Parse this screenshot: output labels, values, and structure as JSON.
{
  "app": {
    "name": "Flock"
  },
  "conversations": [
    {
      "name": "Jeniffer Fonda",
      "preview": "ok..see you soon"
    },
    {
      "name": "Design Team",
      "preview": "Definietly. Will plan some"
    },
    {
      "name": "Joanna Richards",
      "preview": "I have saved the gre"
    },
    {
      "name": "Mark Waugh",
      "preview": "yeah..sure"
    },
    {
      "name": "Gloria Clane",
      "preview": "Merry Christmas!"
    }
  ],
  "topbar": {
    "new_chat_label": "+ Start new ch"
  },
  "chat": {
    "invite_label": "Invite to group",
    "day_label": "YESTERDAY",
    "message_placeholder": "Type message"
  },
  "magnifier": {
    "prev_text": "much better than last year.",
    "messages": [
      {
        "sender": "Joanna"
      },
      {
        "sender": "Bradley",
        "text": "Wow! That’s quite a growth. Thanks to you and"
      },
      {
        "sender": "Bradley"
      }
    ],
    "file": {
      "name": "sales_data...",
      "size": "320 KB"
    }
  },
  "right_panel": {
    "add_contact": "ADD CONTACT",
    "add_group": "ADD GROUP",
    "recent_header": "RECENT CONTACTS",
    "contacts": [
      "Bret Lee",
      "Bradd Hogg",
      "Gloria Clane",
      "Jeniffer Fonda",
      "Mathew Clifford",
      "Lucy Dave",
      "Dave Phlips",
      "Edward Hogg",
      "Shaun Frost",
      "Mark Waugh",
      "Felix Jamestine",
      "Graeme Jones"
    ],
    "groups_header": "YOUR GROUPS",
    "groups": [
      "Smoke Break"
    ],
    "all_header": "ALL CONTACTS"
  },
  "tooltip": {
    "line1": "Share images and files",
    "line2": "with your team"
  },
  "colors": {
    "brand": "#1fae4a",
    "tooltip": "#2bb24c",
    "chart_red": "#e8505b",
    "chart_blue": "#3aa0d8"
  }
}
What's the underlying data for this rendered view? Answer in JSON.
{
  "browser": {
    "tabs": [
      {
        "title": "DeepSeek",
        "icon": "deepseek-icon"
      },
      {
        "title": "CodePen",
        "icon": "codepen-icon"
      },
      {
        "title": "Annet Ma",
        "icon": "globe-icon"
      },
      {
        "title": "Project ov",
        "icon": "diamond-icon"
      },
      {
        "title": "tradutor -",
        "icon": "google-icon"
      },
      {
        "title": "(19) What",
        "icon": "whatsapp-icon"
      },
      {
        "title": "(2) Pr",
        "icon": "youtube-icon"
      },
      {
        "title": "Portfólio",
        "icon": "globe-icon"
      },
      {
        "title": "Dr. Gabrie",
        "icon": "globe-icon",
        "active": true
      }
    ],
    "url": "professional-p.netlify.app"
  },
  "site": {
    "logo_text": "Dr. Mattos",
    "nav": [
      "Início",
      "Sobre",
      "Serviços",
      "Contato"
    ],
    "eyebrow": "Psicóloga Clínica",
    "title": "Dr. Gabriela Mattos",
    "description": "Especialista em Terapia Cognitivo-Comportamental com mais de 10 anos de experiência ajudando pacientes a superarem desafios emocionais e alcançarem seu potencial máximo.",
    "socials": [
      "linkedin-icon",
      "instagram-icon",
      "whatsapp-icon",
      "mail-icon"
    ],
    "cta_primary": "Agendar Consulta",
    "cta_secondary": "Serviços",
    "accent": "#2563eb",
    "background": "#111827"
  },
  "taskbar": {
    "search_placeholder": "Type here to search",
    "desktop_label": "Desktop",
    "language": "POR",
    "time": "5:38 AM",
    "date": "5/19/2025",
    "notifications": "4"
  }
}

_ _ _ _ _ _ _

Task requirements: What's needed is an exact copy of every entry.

Solution:
Parse this screenshot: output labels, values, and structure as JSON.
{
  "app": {
    "name": "Flock"
  },
  "conversations": [
    {
      "name": "Jeniffer Fonda",
      "preview": "ok..see you soon"
    },
    {
      "name": "Design Team",
      "preview": "Definietly. Will plan some"
    },
    {
      "name": "Joanna Richards",
      "preview": "I have saved the gre"
    },
    {
      "name": "Mark Waugh",
      "preview": "yeah..sure"
    },
    {
      "name": "Gloria Clane",
      "preview": "Merry Christmas!"
    }
  ],
  "topbar": {
    "new_chat_label": "+ Start new ch"
  },
  "chat": {
    "invite_label": "Invite to group",
    "day_label": "YESTERDAY",
    "message_placeholder": "Type message"
  },
  "magnifier": {
    "prev_text": "much better than last year.",
    "messages": [
      {
        "sender": "Joanna"
      },
      {
        "sender": "Bradley",
        "text": "Wow! That’s quite a growth. Thanks to you and"
      },
      {
        "sender": "Bradley"
      }
    ],
    "file": {
      "name": "sales_data...",
      "size": "320 KB"
    }
  },
  "right_panel": {
    "add_contact": "ADD CONTACT",
    "add_group": "ADD GROUP",
    "recent_header": "RECENT CONTACTS",
    "contacts": [
      "Bret Lee",
      "Bradd Hogg",
      "Gloria Clane",
      "Jeniffer Fonda",
      "Mathew Clifford",
      "Lucy Dave",
      "Dave Phlips",
      "Edward Hogg",
      "Shaun Frost",
      "Mark Waugh",
      "Felix Jamestine",
      "Graeme Jones"
    ],
    "groups_header": "YOUR GROUPS",
    "groups": [
      "Smoke Break"
    ],
    "all_header": "ALL CONTACTS"
  },
  "tooltip": {
    "line1": "Share images and files",
    "line2": "with your team"
  },
  "colors": {
    "brand": "#1fae4a",
    "tooltip": "#2bb24c",
    "chart_red": "#e8505b",
    "chart_blue": "#3aa0d8"
  }
}
What's the underlying data for this rendered view? Answer in JSON.
{
  "browser": {
    "tabs": [
      {
        "title": "DeepSeek",
        "icon": "deepseek-icon"
      },
      {
        "title": "CodePen",
        "icon": "codepen-icon"
      },
      {
        "title": "Annet Ma",
        "icon": "globe-icon"
      },
      {
        "title": "Project ov",
        "icon": "diamond-icon"
      },
      {
        "title": "tradutor -",
        "icon": "google-icon"
      },
      {
        "title": "(19) What",
        "icon": "whatsapp-icon"
      },
      {
        "title": "(2) Pr",
        "icon": "youtube-icon"
      },
      {
        "title": "Portfólio",
        "icon": "globe-icon"
      },
      {
        "title": "Dr. Gabrie",
        "icon": "globe-icon",
        "active": true
      }
    ],
    "url": "professional-p.netlify.app"
  },
  "site": {
    "logo_text": "Dr. Mattos",
    "nav": [
      "Início",
      "Sobre",
      "Serviços",
      "Contato"
    ],
    "eyebrow": "Psicóloga Clínica",
    "title": "Dr. Gabriela Mattos",
    "description": "Especialista em Terapia Cognitivo-Comportamental com mais de 10 anos de experiência ajudando pacientes a superarem desafios emocionais e alcançarem seu potencial máximo.",
    "socials": [
      "linkedin-icon",
      "instagram-icon",
      "whatsapp-icon",
      "mail-icon"
    ],
    "cta_primary": "Agendar Consulta",
    "cta_secondary": "Serviços",
    "accent": "#2563eb",
    "background": "#111827"
  },
  "taskbar": {
    "search_placeholder": "Type here to search",
    "desktop_label": "Desktop",
    "language": "POR",
    "time": "5:38 AM",
    "date": "5/19/2025",
    "notifications": "4"
  }
}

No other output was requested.